A psychologist becomes a cashier; a graphic designer – a storeman.
Today Park Slope Food Coop brings together nearly 17,000 members who, as well as paying their annual membership, commit to working for the supermarket for around three hours per month. From shelf stacking to check out, from unloading to maintenance…each person knows that the model could not work if everyone didn’t put their hands on deck. And it works! The original version continues to seed smaller versions, particularly in Europe in recent years where the question of eating well is on everyone’s lips and in everyone’s mouths.
And there’s enough for everyone!

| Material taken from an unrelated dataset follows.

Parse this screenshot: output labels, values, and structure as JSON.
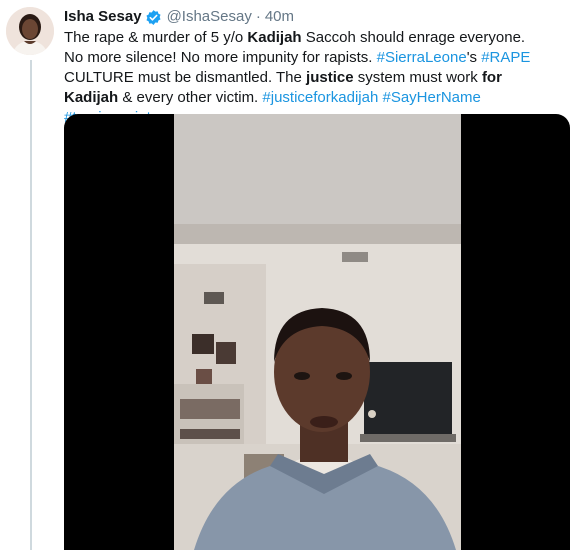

The first one launched in 2016: La Louve in Paris. With a 6,000 strong membership, the supermarket, which extends over almost 1,500 square metres, offers mainly organic food products, hand-made and local, without excluding what is good about a classic supermarket, good quality at reasonable value.
Since then, over one hundred projects spread over the territory have seen the day: La Cagette in Monpellier, Scopéli in Nantes, La Chouette Coop in Toulouse, Super Coop in Bordeaux…the movement is gaining pace and membership is on the rise.
Feeding a sense of purpose
According to a survey on the importance that the French place on the quality of their food (ObSoCo study, 2016), 82% declared that they are more attentive to their food than they were 5 years ago. It’s not surprising then that each one is looking to take back control over what goes on their plate. This explains the success of AMAP – Associations for the Preservation of Small, Local Farming – of which there are an estimated 3,000 in France, or brands such as C’est qui le patron? (Who’s the boss?), which invites consumers to set the fairest price for producers and customers and which now adds up to a total of nearly 100 million ethical products sold since starting out 2 years ago. Proof that the consumer hasn’t finished dipping his finger in the pie.
Photo credit : Park Slope Food Coop
Photo credit : Supercoop